Geospatial Information Systems (GIS) is an area of cartography and information technology concerned with the storage, manipulation, analysis, and presentation of geographic and spatial data. You are probably most familiar with GIS services that produce dynamic, two-dimensional tile maps which have been prominent on the web since the days of MapQuest.
Note: The CodePen examples embedded in this post are best viewed on CodePen directly.
Geometry & 3D
Distance and Measurement
It is especially useful to have small, focused libraries that perform distance measurement, and conversion operations, such as finding the area of a geo-fence or converting miles to kilometers. The following libraries work with GeoJSON formatted objects representing geographic space.
- Geolib provides distance (and estimated time) calculations between two latitude-latitude coordinates. A handy feature of Geolib is order by distance, which sorts a list or array by distance. The library also supports elevation.

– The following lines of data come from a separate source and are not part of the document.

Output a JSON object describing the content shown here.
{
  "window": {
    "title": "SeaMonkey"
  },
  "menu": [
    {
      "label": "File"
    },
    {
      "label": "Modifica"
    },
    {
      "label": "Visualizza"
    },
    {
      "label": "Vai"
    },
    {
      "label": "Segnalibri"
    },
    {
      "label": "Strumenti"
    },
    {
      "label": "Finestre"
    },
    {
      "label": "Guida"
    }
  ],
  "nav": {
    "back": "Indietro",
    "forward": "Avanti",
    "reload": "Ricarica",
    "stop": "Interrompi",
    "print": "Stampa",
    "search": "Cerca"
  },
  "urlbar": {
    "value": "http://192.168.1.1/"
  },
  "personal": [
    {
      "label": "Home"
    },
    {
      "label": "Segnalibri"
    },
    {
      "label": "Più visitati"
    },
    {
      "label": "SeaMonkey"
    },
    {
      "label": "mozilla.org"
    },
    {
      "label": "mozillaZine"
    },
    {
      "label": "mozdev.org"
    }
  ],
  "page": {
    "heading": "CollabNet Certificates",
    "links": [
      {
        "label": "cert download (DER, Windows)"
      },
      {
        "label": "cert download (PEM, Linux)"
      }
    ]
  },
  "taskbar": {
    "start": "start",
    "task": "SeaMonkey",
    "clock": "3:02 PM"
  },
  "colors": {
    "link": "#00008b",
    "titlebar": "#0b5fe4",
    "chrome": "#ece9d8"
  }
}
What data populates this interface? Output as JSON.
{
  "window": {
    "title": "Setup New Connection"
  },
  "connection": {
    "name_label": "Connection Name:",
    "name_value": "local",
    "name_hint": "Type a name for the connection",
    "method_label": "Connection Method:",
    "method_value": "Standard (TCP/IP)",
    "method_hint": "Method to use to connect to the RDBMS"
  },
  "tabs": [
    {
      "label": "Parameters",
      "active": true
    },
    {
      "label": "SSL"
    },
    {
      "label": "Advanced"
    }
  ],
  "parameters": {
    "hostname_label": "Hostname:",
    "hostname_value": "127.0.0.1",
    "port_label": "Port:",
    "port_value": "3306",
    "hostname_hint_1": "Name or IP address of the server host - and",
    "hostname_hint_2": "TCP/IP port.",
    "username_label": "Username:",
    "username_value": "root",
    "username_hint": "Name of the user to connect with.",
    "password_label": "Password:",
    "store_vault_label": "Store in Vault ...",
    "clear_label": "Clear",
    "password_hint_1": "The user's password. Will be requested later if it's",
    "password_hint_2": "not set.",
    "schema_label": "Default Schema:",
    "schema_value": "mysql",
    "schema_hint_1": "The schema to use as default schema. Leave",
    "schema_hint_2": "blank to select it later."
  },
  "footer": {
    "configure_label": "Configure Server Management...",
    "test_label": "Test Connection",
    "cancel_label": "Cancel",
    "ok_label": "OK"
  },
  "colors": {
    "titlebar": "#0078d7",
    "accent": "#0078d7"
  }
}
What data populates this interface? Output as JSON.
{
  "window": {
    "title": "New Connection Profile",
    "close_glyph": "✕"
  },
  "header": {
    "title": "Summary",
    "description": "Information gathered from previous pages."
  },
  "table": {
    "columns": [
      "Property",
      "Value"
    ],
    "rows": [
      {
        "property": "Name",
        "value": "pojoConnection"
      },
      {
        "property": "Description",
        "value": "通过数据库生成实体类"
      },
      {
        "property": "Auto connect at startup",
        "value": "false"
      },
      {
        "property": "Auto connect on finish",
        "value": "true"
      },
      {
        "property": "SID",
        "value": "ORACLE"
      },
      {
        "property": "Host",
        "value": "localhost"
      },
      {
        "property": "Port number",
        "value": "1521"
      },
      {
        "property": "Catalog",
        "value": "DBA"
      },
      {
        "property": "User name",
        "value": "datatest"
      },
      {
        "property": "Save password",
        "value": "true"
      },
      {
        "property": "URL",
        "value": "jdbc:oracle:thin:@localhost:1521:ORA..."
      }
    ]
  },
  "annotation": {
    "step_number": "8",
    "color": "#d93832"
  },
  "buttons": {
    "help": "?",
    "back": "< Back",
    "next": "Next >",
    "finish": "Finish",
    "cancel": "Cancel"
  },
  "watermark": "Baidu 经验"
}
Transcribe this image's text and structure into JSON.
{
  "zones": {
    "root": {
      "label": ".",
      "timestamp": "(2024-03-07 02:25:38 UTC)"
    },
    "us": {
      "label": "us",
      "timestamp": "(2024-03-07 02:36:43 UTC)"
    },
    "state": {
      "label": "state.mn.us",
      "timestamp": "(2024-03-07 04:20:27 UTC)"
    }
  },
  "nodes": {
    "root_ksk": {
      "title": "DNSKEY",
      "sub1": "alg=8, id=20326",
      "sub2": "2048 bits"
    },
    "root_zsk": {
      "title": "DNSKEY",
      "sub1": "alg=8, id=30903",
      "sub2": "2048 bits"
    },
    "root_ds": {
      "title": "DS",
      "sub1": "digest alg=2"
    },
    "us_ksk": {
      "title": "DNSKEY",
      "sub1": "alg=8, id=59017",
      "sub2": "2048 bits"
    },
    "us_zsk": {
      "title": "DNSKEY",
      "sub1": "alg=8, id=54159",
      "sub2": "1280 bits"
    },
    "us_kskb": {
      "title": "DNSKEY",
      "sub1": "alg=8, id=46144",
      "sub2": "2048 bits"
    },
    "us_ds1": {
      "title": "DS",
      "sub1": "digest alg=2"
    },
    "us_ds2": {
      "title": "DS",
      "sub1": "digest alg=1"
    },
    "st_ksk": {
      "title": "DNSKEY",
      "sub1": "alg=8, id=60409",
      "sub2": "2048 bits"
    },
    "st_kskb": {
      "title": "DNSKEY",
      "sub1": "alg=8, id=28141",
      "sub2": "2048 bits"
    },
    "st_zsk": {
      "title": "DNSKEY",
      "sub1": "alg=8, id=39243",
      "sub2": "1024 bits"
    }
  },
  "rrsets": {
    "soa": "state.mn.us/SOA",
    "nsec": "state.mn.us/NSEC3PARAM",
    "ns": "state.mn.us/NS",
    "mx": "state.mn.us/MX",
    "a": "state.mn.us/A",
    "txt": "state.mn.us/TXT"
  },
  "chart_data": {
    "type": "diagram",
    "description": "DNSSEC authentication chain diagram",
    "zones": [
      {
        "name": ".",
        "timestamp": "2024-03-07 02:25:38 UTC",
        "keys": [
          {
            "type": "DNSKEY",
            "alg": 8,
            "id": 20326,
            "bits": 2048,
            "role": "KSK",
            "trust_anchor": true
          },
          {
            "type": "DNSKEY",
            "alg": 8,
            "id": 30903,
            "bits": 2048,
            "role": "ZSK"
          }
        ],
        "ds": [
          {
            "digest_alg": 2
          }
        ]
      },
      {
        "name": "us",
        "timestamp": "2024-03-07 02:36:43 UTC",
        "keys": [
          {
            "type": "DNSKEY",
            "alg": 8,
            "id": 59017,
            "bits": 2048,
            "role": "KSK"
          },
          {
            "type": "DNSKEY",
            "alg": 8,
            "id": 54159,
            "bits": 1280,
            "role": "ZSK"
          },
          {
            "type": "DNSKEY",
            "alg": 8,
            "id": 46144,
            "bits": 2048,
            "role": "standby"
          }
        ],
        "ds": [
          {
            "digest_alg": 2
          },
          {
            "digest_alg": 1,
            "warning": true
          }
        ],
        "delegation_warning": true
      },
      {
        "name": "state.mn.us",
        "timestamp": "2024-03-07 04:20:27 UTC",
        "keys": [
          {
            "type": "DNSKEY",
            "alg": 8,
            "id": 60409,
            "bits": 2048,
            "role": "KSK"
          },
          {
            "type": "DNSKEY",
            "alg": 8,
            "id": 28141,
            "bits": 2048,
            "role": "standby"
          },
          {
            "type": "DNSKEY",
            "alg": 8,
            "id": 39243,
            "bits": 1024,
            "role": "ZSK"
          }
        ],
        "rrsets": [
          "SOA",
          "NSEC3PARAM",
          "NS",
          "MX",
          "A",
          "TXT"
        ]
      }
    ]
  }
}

- Turf.js, which is described in the next section, also provides a distance function to calculate the great-circle distance between two points. Additionally, Turf.js calculates area, distance along a path, and the midpoint between points.
While the above libraries work well for 2D projections of geography, three-dimensional GIS is an exciting and expansive field—which is natural because we live 3D space. Fortunately, WebGL and the HTML5 canvas have also opened up new 3D techniques for web developers.
- The OSM Buildings project allows the map designer to represent buildings as 3D objects on a 2D map. The project uses OpenLayers and Leaflet. This can be used to great effect, for example Tom Holderness used OSM Buildings to map London.
Here’s an example of how to display GeoJSON Features on a 3D object:
Continue reading this article on SitePoint